Other more moderate members expressed opposite objections. “Under the current proposal, many South Jersey residents would be left with financial hardship or without the coverage they now receive,” said Representative Frank A. LoBiondo, Republican of New Jersey. “Our seniors on Medicare already struggle to make each dollar stretch.”
Some Republican leaders and those charged with drumming up votes suspect that some of the more conservative members are simply trying to force Mr. Ryan to cancel a vote on the bill so they do not have to go on record against Mr. Trump. But moderates may feel the pressure of voters: Large protests against the bill are planned for Thursday.
Steinhauer returned to the front page Saturday after the vote failure with the hostile, “Unbending Faction Deals Blow To Its own Party as Bill Falters.” It featured ten “conservative” labels and a “far right” and “an already contentious bill further and further to the right...” No “liberal” or “left” labels cluttered the narrative. And a nasty online headline no doubt brought chortles to the smug liberals who read the Times: “Republicans Land a Punch on Health Care, to Their Own Face.”
At the end of the long day, the alliance of conservative ideologues who once shut down the government over President Barack Obama’s health care law could not find the will to repeal it.
Since the Tea Party wave of 2010 that swept House Republicans into power, a raucous, intransigent and loosely aligned group of lawmakers known as the Freedom Caucus -- most from heavily Republican districts -- has often landed a punch to its own party’s face.
Friday’s defeat of the Republican leadership’s bill to repeal the Affordable Care Act was a return to form, handing an immense defeat to President Trump and embarrassing Speaker Paul D. Ryan in his own House. It also challenged the veracity of their long-held claims that a Republican president was all they needed to get big things accomplished.
But the Freedom Caucus has never been about compromise. In 2011, it picked a huge, costly fight over Planned Parenthood. In 2013, it orchestrated a government shutdown over funding for the health care law. Then, in its most striking move, it deposed Mr. Boehner in 2015. The common thread: It has continuously been an adversary of legislation itself.
But after years of opposing power-- both in the White House, which was occupied by a Democrat, and in the leadership of their own party -- the conservatives were offered a chance to negotiate directly with the president and his budget director, a former Freedom Caucus member, over the bill to replace the Affordable Care Act. The members pushed and pushed Mr. Trump to the far right edges of policy, just as they have done for years on other bills.

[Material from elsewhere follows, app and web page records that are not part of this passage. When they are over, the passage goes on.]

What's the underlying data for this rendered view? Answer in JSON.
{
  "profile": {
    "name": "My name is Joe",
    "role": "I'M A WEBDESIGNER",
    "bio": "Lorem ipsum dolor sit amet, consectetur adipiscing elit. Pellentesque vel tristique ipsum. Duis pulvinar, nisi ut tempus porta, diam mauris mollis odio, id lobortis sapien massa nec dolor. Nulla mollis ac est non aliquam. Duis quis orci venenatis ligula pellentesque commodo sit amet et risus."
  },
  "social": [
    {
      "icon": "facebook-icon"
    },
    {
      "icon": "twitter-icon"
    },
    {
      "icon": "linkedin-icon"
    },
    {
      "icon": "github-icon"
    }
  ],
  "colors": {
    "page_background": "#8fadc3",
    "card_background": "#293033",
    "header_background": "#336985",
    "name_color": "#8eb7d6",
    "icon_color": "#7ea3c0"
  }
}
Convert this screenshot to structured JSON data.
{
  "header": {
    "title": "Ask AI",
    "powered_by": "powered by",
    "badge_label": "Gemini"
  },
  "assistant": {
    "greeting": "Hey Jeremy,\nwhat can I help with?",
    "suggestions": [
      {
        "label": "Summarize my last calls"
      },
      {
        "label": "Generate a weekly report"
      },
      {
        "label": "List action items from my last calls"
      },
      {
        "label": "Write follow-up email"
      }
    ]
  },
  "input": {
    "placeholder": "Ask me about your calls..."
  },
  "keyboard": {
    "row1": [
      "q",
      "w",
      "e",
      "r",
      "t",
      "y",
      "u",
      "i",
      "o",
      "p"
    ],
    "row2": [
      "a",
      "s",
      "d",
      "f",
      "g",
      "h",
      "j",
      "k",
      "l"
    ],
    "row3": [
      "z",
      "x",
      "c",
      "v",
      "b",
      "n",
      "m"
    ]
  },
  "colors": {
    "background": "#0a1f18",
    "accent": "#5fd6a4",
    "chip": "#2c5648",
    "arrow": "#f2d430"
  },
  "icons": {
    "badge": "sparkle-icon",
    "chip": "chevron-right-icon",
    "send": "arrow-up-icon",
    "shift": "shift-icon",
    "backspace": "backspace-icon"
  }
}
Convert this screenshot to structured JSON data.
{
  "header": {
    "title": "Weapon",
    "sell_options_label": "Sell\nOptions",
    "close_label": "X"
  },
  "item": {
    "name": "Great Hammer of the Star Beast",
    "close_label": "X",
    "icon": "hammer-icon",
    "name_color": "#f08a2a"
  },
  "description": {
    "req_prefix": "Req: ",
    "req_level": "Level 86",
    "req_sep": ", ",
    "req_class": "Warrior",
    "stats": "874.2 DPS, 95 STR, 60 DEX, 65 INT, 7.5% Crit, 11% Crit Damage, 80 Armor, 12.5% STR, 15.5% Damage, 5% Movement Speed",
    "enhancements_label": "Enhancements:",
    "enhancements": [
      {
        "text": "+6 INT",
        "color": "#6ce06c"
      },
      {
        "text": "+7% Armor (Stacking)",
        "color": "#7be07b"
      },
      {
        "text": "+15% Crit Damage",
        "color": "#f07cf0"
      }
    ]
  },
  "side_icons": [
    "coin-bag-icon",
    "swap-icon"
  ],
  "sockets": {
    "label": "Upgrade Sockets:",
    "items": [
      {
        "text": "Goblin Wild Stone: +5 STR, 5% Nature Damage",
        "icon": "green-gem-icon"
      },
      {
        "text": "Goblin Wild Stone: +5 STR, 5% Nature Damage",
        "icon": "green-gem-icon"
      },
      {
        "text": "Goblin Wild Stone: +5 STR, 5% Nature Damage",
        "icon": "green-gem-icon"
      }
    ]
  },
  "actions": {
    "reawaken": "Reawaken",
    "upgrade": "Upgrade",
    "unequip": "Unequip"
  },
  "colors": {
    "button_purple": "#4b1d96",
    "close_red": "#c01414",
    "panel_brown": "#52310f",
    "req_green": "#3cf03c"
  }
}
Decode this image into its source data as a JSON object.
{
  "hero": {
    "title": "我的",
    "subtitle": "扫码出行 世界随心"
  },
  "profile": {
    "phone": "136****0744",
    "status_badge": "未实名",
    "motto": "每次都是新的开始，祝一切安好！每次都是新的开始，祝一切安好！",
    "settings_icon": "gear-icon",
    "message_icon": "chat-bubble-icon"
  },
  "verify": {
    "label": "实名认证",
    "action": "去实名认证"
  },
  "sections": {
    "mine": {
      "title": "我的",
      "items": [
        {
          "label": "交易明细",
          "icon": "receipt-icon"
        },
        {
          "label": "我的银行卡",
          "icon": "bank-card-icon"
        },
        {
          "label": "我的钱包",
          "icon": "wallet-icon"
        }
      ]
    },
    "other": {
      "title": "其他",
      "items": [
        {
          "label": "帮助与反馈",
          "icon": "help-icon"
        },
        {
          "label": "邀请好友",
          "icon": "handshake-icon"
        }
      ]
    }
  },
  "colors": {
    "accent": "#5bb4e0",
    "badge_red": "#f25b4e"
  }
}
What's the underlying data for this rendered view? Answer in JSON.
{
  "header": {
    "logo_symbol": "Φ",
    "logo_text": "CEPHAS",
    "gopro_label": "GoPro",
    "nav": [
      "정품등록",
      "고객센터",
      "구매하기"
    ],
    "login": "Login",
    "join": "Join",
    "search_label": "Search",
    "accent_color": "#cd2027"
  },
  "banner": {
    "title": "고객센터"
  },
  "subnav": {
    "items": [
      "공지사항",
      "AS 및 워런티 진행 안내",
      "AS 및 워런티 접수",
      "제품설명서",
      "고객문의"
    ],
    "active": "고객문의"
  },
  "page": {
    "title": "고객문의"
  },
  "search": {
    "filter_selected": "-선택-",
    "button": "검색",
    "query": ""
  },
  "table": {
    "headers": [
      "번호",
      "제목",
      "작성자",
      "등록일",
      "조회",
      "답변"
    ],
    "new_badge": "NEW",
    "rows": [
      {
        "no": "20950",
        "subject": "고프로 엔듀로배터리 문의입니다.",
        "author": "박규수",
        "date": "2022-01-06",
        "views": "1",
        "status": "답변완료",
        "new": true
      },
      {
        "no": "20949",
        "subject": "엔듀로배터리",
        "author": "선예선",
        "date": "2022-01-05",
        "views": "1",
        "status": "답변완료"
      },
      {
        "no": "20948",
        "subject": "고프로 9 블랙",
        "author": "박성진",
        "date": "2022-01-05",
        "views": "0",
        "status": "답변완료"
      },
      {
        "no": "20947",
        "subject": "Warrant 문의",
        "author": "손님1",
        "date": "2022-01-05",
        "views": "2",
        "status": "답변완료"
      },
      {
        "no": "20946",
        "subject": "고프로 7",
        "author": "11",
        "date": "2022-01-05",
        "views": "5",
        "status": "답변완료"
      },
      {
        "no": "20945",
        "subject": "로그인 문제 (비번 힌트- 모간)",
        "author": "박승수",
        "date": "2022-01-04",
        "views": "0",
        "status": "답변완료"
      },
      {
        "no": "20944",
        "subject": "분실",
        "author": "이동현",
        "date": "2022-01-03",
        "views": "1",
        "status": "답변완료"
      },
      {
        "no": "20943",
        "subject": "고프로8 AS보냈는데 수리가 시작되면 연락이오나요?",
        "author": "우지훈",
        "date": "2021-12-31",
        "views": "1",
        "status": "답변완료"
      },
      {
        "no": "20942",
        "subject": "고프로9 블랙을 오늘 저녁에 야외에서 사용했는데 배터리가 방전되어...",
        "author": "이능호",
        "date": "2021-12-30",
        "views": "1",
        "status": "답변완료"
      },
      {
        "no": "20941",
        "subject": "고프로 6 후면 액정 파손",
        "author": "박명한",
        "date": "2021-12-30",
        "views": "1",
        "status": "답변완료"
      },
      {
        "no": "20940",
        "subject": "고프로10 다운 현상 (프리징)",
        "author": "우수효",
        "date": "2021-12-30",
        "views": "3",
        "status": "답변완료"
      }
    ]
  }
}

But they still could not get to “yes,” and therefore became part owners of the expansive health law they were trying to undo.
The rampant hostility to the Freedom Caucus continued without respite.
Indeed, members of the Freedom Caucus -- which is supported by outside conservative groups -- have often claimed the mantle of pure conservatism, but their tactics have been seen by many in their party as uniformly counterproductive.
Time after time, they undermined Republican leaders’ efforts to secure wins for the conservative cause by overreaching and demanding the impossible.
Mr. Ryan and Mr. Trump offered up a cheerful patina on what many in Washington viewed as an unmitigated failure, one brought on by a group that had brought down the speaker, shuttered the government and needlessly delayed previous legislation with no significant accomplishments to call its own.
Also on Thursday, Robert Pear and Thomas Kaplan, “Leaders’ Appeals Fail to Sway House Conservatives on Health Care Measure” employed the “conservative” label seven times in the first 10 paragraphs.